» **Exercise instructions**
Whenever a picture appears in the data, skip it and write out all other material exactly.

» **Records shown**
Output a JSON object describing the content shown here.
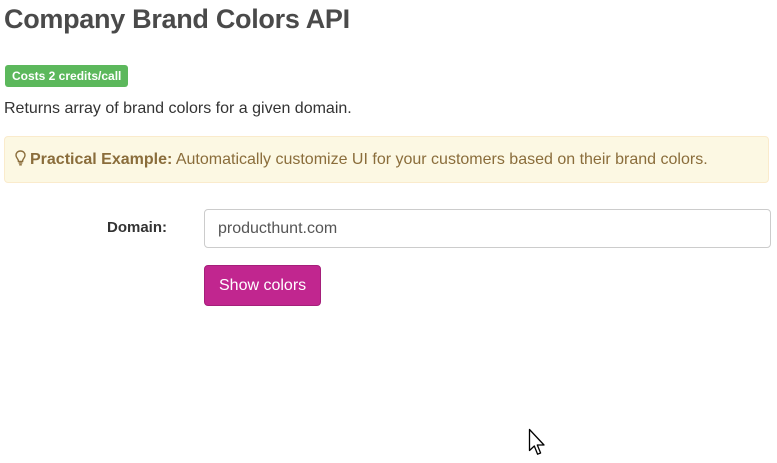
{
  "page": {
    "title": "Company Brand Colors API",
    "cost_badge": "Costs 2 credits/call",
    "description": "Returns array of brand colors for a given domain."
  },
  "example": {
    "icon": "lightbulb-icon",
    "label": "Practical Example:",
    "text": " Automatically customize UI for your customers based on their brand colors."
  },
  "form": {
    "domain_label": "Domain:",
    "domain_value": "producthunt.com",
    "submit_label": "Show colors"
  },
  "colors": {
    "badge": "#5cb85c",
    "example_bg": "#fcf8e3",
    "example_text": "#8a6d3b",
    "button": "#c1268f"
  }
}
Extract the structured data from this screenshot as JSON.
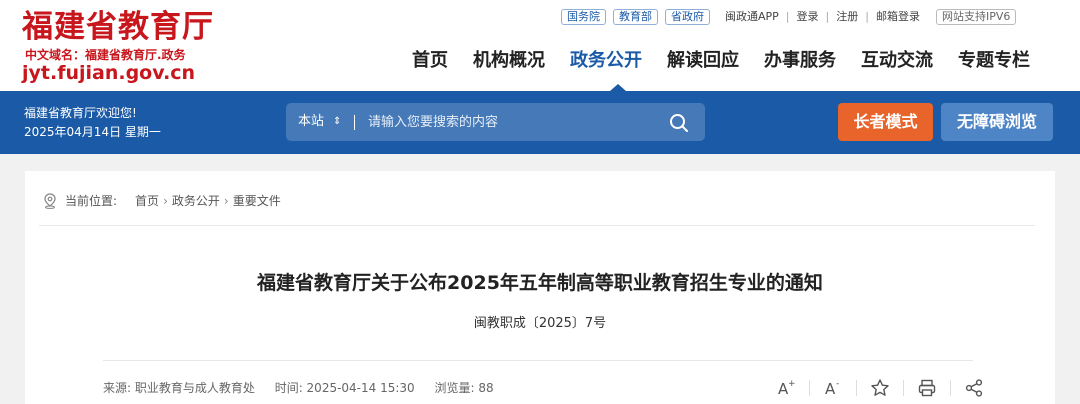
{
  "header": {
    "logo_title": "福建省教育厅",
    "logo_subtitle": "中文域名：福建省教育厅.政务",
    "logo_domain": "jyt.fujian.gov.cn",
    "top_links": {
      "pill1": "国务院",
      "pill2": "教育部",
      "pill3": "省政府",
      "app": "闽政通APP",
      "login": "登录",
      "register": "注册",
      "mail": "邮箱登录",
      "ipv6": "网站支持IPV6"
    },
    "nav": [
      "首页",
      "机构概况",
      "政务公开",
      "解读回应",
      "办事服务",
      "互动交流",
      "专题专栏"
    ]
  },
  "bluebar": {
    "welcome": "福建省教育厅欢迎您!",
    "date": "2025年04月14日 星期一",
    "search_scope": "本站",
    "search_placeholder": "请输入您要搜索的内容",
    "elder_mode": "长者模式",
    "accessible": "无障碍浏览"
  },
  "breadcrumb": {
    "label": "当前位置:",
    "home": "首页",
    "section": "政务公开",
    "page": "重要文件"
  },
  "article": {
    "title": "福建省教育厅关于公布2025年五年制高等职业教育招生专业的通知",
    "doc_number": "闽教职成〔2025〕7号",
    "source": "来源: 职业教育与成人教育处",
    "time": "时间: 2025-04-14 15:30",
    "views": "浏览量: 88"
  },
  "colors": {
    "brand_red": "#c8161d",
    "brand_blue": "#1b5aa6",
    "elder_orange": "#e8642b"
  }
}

» **Problem solution**
Output a JSON object describing the content shown here.
{
  "page": {
    "title": "Company Brand Colors API",
    "cost_badge": "Costs 2 credits/call",
    "description": "Returns array of brand colors for a given domain."
  },
  "example": {
    "icon": "lightbulb-icon",
    "label": "Practical Example:",
    "text": " Automatically customize UI for your customers based on their brand colors."
  },
  "form": {
    "domain_label": "Domain:",
    "domain_value": "producthunt.com",
    "submit_label": "Show colors"
  },
  "colors": {
    "badge": "#5cb85c",
    "example_bg": "#fcf8e3",
    "example_text": "#8a6d3b",
    "button": "#c1268f"
  }
}
Extract the structured data from this screenshot as JSON.
{
  "header": {
    "logo_title": "福建省教育厅",
    "logo_subtitle": "中文域名：福建省教育厅.政务",
    "logo_domain": "jyt.fujian.gov.cn",
    "top_links": {
      "pill1": "国务院",
      "pill2": "教育部",
      "pill3": "省政府",
      "app": "闽政通APP",
      "login": "登录",
      "register": "注册",
      "mail": "邮箱登录",
      "ipv6": "网站支持IPV6"
    },
    "nav": [
      "首页",
      "机构概况",
      "政务公开",
      "解读回应",
      "办事服务",
      "互动交流",
      "专题专栏"
    ]
  },
  "bluebar": {
    "welcome": "福建省教育厅欢迎您!",
    "date": "2025年04月14日 星期一",
    "search_scope": "本站",
    "search_placeholder": "请输入您要搜索的内容",
    "elder_mode": "长者模式",
    "accessible": "无障碍浏览"
  },
  "breadcrumb": {
    "label": "当前位置:",
    "home": "首页",
    "section": "政务公开",
    "page": "重要文件"
  },
  "article": {
    "title": "福建省教育厅关于公布2025年五年制高等职业教育招生专业的通知",
    "doc_number": "闽教职成〔2025〕7号",
    "source": "来源: 职业教育与成人教育处",
    "time": "时间: 2025-04-14 15:30",
    "views": "浏览量: 88"
  },
  "colors": {
    "brand_red": "#c8161d",
    "brand_blue": "#1b5aa6",
    "elder_orange": "#e8642b"
  }
}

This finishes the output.